“At 10 pm on Friday, Mahmoud died before my eyes. I don’t know what sin he committed to deserve all this torment. I hope that no one else will suffer the same fate as Mahmoud, although I know there are dozens of similar cases.”
According to the World Health Organization, since 2007 and the tightening of Israel’s blockade of Gaza, about a third of Gaza’s patients’ exit permit applications have been either denied or delayed.
According to Al Mezan, nine patients, including three children, died in Gaza after being denied exit permits in 2022.
“The lives of dozens of patients with critical conditions in Gaza are at risk because they need urgent medical treatment in West Bank hospitals,” said Ashraf al-Qedra, a health ministry spokesperson.
“But they are still waiting for exit permits. A number of them have applied several times.”
A wedding with no relatives
A wedding with no family, a bride without bridesmaids and a special day that caused only painful memories.
This is how Oruba Othman, 32, described her September wedding in the West Bank.
Othman is from Gaza but is teaching at Bethlehem University’s department of social sciences. She is also a PhD student at Birzeit University.
She married a lawyer from Bethlehem, but her wedding turned into a somber occassion without family and friends, who were denied exit permits from Gaza to attend.
“Two months before the wedding, I submitted an application for my father to attend, but I kept receiving ‘request under review’ replies. Not one of my family or friends was able to attend my wedding and this will be one of my saddest moments.”
They supported her as best they could, she told The Electronic Intifada. Her friends and relatives attended via video conference.
It was scant consolation.
Indeed, Othman has not seen her family since 2015, because of Israeli travel restrictions that were always onerous but became almost impossible to navigate after the siege was tightened in 2007.
“I moved to live in the West Bank because I got a scholarship from Birzeit University [in the West Bank] seven years ago,” Othman said, describing her obtaining an exit permit as “miraculous” for a young person.
She had to wait a year.
“Fortunately, I was invited to an event organized by a German Palestinian Academy to collect stories about the suffering of Palestinian journalists, so I took advantage of this opportunity and presented my problem to this academy. They helped me secure the exit permit.”
The Gaza Strip should be less than an hour’s drive from the West Bank. Yet with travel restrictions and checkpoints, the journey can take months or years.
It also confronted Othman with her first direct meeting with an Israeli soldier.
“When the Israeli soldiers searched me at the checkpoint, my emotions were disturbed. I felt so offended: this is my land, yet this soldier controls my freedom.”
She persevered, however, in her excitement to see the West Bank for the first time in her life.
“I was enthusiastic to enter the West Bank, which the Israeli occupation tries to split from the Gaza Strip.”

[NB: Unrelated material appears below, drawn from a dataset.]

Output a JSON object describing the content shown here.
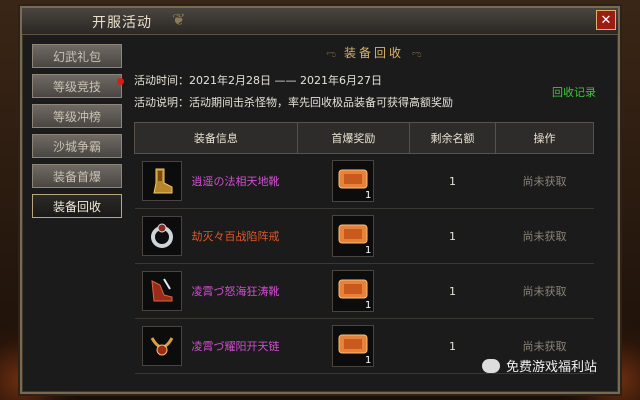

Palestinians in Gaza who succeed in entering the West Bank then encounter further obstacles. They are not allowed to move between the cities of the West Bank.
The Israeli military checks IDs at the some 100 military checkpoints dotted around the West Bank, and a Gaza ID holder risks imprisonment or forced return to Gaza if stopped in the “wrong” area.
“In brief, being a Palestinian means that you do not have the luxury to enjoy your simplest rights,” Othman said, recalling her student days in the West Bank city of Ramallah, when she was not allowed to go anywhere else.
“Being Gazan and living in the West Bank means that I can barely see my family and friends in Gaza. In other words, I will spend my happy and sad moments alone.”
Not only that, even though she has a permit to work, she lives in constant fear that her marriage, her job, and West Bank life could be ruined at any moment.
“I am always terrified that I may lose my husband, my job and my studies. All it takes is a colonial soldier in a bad mood who discovers that I am from Gaza.”
Her precarious situation has also affected her professionally.
“I am not just prevented from moving through the West Bank, I am also deprived from traveling abroad. Unfortunately, I missed a lot of opportunities to attend international conferences and research fellowships abroad.”
Aseel Mousa is a journalist based in Gaza.